In a statement, Ryanair said it “immediately wrote . . . to the female passenger at 11am on Sunday morning, apologising sincerely for what happened on board the aircraft . . . We also invited the passenger to contact the airline if they wished to discuss the matter further. The claim made in the media in recent days, that Ryanair did not contact or apologise to the female passenger, is untrue.” Carol Gayle, daughter of victim Delsie Gayle, said in the days after the incident: “Nobody has apologised. We’ve not had nothing. We just want an open apology from Ryanair.”
However, on Friday Ryanair made public copies of a letter and an email that it said had been sent on Sunday morning from the airline’s customer disruptions manager to Ms Gayle: “On behalf of Ryanair, may I sincerely apologise for what happened on board our aircraft,” the letter said. Ryanair also said it only became aware of a video of the incident — in which a man identified as David Mesher called Mrs Gayle “an ugly black bastard” — late on Saturday, October 20, “when it gained widespread coverage on social media.” The airline said it reported the incident to the police at 9am the next morning. It implied its cabin crew had not understood the seriousness of the incident at the time: “While these events were videoed by another passenger on a mobile phone, this video was not shown to cabin crew until after landing in London Stansted.”
Mr Mesher spoke to media on Friday morning, saying he was “not a racist person by any means” and apologising for Mrs Gayle’s distress. He claimed it was “just a fit of temper at the time”. The airline said: “Ryanair’s Spanish cabin crew were aware of an argument between these two passengers during the boarding process, but were not aware of, as they were not present when, racist comments that were made by the male passenger towards the female passenger.” Robin Kiely, head of communications at Ryanair, said the airline had “treated [the incident] with the urgency and seriousness it warranted”.
“We trust that this statement will address the inaccurate media coverage of this incident over recent days, and that the legal rights of both passengers will be respected, while the police services in Essex and Barcelona conduct their investigation of this matter, with Ryanair’s full co-operation and assistance.”
Principal who used N-word repeatedly says the slur ‘was used in context’ during anti-racism discussions
used N-word repeatedly says the slur ‘was used in context’ during anti-racism discussions
A high school principal who uttered the N-word on multiple occasions insists he used it in the context of antiracism discussions.
According to the Cincinnati Enquirer, Doug Leist, the principal of Kings High School first used the N-word in January during a staff meeting.
Days after a basketball team that included King students wore jerseys bearing racial slurs. In a discussion about countering racism, Leist was heard using the word.
Then, in September, the principal reportedly repeated it to a black student who wanted to play a pep rally song that contained the N-word.
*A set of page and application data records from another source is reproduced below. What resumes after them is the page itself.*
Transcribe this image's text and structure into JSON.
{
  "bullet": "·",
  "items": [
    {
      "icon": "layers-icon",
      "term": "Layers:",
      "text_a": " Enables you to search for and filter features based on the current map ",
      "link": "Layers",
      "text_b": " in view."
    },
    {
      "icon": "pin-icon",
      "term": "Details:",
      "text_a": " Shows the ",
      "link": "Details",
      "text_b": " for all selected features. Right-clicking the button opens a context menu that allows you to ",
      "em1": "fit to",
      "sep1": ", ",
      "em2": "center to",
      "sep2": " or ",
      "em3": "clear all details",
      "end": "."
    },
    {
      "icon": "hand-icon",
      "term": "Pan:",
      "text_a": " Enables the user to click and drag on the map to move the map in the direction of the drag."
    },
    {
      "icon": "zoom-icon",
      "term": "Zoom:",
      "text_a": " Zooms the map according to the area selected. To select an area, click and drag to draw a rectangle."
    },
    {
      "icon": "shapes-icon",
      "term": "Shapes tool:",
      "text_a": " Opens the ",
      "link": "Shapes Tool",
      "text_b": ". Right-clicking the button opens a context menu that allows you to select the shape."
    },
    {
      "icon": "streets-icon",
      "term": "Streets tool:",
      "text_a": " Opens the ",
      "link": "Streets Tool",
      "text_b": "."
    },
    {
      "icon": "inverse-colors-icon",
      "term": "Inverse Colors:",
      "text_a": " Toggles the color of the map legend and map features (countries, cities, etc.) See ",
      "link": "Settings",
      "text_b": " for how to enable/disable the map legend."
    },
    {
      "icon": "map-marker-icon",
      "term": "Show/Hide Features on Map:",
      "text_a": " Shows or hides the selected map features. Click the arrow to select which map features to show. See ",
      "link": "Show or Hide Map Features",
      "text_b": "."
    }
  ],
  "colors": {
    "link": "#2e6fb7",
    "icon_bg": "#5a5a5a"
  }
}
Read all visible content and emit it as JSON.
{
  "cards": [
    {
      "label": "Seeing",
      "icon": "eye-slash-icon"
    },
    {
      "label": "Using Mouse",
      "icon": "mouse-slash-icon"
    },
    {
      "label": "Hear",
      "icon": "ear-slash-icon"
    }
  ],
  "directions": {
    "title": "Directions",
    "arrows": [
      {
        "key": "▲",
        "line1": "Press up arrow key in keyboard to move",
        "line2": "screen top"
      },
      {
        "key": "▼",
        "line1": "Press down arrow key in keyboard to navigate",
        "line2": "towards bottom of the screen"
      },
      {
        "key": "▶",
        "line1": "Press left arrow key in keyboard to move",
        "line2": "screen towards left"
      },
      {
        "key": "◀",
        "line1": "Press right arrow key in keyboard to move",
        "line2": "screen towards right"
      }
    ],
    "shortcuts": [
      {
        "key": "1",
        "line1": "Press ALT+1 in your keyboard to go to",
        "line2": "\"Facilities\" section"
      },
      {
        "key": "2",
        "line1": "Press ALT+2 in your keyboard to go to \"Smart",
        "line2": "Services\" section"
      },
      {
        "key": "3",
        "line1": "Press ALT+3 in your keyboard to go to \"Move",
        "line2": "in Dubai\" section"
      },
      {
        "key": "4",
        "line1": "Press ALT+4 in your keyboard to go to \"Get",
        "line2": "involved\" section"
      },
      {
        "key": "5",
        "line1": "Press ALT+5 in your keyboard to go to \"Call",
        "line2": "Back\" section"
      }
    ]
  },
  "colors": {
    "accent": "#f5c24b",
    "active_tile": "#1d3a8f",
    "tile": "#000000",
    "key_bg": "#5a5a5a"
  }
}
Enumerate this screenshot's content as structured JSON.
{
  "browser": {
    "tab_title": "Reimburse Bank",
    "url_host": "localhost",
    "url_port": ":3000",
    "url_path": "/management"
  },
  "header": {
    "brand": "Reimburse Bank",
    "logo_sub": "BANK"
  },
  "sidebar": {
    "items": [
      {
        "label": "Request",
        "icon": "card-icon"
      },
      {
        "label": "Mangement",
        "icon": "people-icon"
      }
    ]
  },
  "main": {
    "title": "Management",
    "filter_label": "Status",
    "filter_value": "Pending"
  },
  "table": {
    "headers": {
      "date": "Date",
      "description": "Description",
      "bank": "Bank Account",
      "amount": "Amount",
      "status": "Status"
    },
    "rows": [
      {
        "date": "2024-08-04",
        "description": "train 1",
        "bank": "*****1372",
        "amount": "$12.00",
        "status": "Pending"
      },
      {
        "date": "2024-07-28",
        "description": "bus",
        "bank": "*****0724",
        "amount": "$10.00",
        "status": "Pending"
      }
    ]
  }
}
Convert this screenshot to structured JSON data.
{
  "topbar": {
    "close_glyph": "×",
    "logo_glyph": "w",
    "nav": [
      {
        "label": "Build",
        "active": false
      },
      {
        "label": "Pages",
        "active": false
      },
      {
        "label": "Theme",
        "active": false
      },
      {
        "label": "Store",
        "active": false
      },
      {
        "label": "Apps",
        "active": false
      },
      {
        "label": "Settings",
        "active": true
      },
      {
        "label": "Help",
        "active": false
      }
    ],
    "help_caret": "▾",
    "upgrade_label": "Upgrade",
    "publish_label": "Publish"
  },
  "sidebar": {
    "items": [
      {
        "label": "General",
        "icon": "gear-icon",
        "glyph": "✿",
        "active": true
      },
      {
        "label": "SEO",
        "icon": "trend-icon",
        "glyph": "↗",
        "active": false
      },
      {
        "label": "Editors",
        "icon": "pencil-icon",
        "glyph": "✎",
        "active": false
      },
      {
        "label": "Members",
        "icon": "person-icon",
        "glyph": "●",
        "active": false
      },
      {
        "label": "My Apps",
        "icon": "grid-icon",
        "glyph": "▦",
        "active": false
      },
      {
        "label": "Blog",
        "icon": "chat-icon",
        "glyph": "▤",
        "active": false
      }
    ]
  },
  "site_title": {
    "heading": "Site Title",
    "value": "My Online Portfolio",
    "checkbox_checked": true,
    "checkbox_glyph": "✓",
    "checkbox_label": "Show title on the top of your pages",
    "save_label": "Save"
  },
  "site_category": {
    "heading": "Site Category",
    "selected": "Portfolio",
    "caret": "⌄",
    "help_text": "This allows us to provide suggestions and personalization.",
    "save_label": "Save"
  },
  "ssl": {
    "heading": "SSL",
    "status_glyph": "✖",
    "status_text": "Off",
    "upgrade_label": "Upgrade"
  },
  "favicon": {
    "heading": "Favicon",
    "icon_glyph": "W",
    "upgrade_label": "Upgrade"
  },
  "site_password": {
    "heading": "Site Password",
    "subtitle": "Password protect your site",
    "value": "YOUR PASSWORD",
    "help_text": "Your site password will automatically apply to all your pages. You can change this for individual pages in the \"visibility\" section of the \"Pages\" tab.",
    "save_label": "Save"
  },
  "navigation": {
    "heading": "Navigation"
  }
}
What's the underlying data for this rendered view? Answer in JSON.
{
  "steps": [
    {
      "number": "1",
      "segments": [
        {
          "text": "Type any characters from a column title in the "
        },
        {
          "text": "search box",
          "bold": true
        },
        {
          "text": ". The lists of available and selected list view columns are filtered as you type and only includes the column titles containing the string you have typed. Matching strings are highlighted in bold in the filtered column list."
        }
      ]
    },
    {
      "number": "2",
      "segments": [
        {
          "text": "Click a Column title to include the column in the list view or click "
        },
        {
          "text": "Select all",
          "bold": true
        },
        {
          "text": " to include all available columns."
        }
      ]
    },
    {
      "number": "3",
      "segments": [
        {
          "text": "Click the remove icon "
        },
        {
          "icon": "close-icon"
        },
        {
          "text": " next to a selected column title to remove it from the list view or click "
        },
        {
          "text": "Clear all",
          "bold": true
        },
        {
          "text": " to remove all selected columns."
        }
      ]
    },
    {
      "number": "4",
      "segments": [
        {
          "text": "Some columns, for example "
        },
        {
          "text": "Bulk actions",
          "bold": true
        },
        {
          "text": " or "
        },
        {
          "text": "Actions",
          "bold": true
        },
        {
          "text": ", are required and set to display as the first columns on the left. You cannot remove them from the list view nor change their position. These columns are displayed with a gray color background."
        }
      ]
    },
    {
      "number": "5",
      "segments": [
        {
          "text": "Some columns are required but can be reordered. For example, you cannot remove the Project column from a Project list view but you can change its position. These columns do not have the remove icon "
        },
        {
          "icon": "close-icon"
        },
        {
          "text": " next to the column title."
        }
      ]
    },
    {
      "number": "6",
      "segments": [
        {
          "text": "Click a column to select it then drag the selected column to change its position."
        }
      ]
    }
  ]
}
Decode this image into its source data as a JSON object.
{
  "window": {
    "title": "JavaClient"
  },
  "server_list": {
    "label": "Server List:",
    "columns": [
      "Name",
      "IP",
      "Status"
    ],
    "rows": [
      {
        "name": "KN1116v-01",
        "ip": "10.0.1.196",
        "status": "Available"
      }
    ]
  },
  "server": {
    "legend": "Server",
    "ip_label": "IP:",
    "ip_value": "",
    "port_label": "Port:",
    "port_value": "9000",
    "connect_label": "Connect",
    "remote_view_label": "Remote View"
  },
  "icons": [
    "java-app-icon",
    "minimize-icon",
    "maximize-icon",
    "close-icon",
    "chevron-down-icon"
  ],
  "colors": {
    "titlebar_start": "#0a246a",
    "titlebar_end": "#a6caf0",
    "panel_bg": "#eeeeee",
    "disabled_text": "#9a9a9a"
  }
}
In that discussion, Leist reportedly used the word three different times to convey why it was inappropriate.
“He could’ve easily said ‘the N-word’ or ‘inappropriate language’ and I would have got the point,” the student said, according to the Enquirer. “I was extremely uncomfortable.”